Graduate students and faculty members from the Colorado School of Mines will present findings from nearly two weeks of study on the area’s geothermal aquifer tonight at 7 p.m. in the Pagosa Springs High School auditorium.
Between 85 and 90 people from CSM have been working in Pagosa Country since early last week, studying various characteristics of the area’s geothermal aquifer.
The comprehensive study resulted following a meeting last October between CSM faculty and local representatives in which the school’s geophysics department determined that the area would be a good fit for training and provide field experience for students. In return, the area will receive invaluable data from the most comprehensive data yet conducted on the aquifer.
That research, led by Dr. Terry Young (head of the geophysics department), and Dr. Michael Batzle and Dr. André Revil (both professors of geophysics), involves two primary studies: deep seismic profiles made of a portion of the aquifer and passive, “geoelectrical methods” of data collection — “including self-potential, electrical resistivity, and induced polarization” — that Revil describes on his website.
As far as deep seismic profiling, Young said last fall that, “The technique is very similar to medical technology, such as an MRI or a CT scan.”
What Young meant was that significantly large sound waves are directed beneath the earth’s surface, allowing a computer to translate the received echoes as shapes and depths (much in the way that an MRI — Magnetic Resonance Imaging — provides three dimensional images of a patient).
Those sound waves are generated through the use of so-called “thumper trucks” — 60,000-pound pieces of equipment that generate controlled seismic energy.
Through both reflection and refraction, seismic surveys of the subterranean topography are achieved as seismic waves, travelling through a medium such as water or layers of rocks are recorded by receivers, such as geophones or hydrophones.
Revil’s research, on the other hand, measures electrical signals associated with the movement of water in porous, fractured materials to locate the movement and characteristics of geothermal water.
During last October’s meeting, Gerry Huttrer, president of Geothermal Management, Inc. and lead on research currently underway regarding the hydrologic characteristics of the aquifer, stated that the team’s findings would not only supplement the data his team hopes to generate, but added that, “This research would normally come at a great expense and this is a great opportunity to get this done for far less than what you would normally be paying.”
Tonight, local residents will have an opportunity to hear preliminary results from the various studies conducted over the past week and a half.
The CSM group was feted last Wednesday, May 16, when local residents made their way to the Archuleta County Extension Office’s Exhibition Hall (where the group has been staging its work) to fete their guests with a potluck dinner, providing homemade fare, as well as a few choices from local restaurants.
“I was honored to serve these great young people dinner,” said Archuleta County Commissioner Michael Whiting after the potluck. “When Ross (Pagosa Springs Mayor Aragon) asked me to take on the GGP over three years ago, it was my strong opinion that the central purpose of the GGP must be as a signal to the rest of the world that we are committed and focused on our local renewable energy and that they should be also.

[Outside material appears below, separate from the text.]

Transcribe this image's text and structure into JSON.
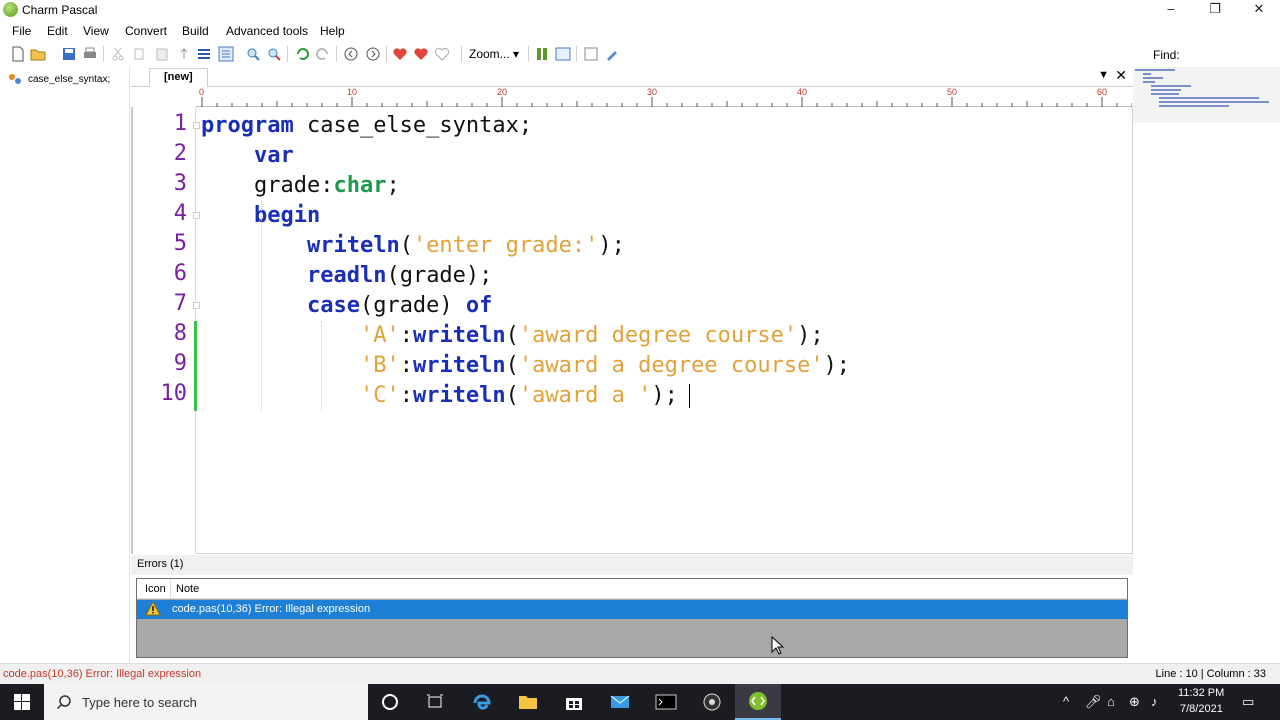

The Mines folks being here, and the half dozen other projects looking at Archuleta County, are all indications that it is doing just that.”
The group returned the favor of tasty grub this past week when CSM students and faculty guided local area students interested in geothermal energy and geophysics through their work, inspiring more than a few to consider future educational options and careers in developing the area’s geothermal resources.
On Monday, a group of 25 students from Pagosa Springs middle and high schools visited the researcher’s field camp, learning about the methods of study. While there, students were able to interact with equipment the teams are utilizing to help map the geothermal aquifer under Archuleta County.
Students traveled by van out to where the giant thumper trucks were creating small earthquakes when they were activated. Students also utilized radar and sonar devices which allowed them to locate abnormalities under the surface of the earth (such as a buried hammer and robotic arm).
Provided a positive experience in Pagosa Country and a need for further research, the CSM group could return next year for another round of study.
Tonight’s presentation is free and open to the public.